Stored data =
——————————

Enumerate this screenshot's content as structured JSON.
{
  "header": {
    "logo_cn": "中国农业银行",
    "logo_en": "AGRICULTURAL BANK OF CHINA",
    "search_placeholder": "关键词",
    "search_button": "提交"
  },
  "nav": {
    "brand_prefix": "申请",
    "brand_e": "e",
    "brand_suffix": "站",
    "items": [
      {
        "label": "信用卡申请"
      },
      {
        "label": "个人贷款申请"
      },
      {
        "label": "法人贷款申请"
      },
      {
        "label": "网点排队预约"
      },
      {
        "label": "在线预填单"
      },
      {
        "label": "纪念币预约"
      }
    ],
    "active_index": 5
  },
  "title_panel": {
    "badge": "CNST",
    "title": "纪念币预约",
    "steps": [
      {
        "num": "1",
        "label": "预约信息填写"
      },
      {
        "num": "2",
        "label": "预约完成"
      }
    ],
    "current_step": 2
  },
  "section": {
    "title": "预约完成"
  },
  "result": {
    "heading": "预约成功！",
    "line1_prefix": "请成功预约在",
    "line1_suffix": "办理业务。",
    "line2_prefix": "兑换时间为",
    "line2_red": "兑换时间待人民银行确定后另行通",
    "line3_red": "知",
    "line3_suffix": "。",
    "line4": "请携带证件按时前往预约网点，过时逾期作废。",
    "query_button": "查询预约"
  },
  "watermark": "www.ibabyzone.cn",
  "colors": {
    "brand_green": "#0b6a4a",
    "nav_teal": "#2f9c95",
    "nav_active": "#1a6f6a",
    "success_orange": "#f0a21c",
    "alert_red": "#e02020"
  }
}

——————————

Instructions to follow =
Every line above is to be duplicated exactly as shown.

Output of the exercise =
Enumerate this screenshot's content as structured JSON.
{
  "header": {
    "logo_cn": "中国农业银行",
    "logo_en": "AGRICULTURAL BANK OF CHINA",
    "search_placeholder": "关键词",
    "search_button": "提交"
  },
  "nav": {
    "brand_prefix": "申请",
    "brand_e": "e",
    "brand_suffix": "站",
    "items": [
      {
        "label": "信用卡申请"
      },
      {
        "label": "个人贷款申请"
      },
      {
        "label": "法人贷款申请"
      },
      {
        "label": "网点排队预约"
      },
      {
        "label": "在线预填单"
      },
      {
        "label": "纪念币预约"
      }
    ],
    "active_index": 5
  },
  "title_panel": {
    "badge": "CNST",
    "title": "纪念币预约",
    "steps": [
      {
        "num": "1",
        "label": "预约信息填写"
      },
      {
        "num": "2",
        "label": "预约完成"
      }
    ],
    "current_step": 2
  },
  "section": {
    "title": "预约完成"
  },
  "result": {
    "heading": "预约成功！",
    "line1_prefix": "请成功预约在",
    "line1_suffix": "办理业务。",
    "line2_prefix": "兑换时间为",
    "line2_red": "兑换时间待人民银行确定后另行通",
    "line3_red": "知",
    "line3_suffix": "。",
    "line4": "请携带证件按时前往预约网点，过时逾期作废。",
    "query_button": "查询预约"
  },
  "watermark": "www.ibabyzone.cn",
  "colors": {
    "brand_green": "#0b6a4a",
    "nav_teal": "#2f9c95",
    "nav_active": "#1a6f6a",
    "success_orange": "#f0a21c",
    "alert_red": "#e02020"
  }
}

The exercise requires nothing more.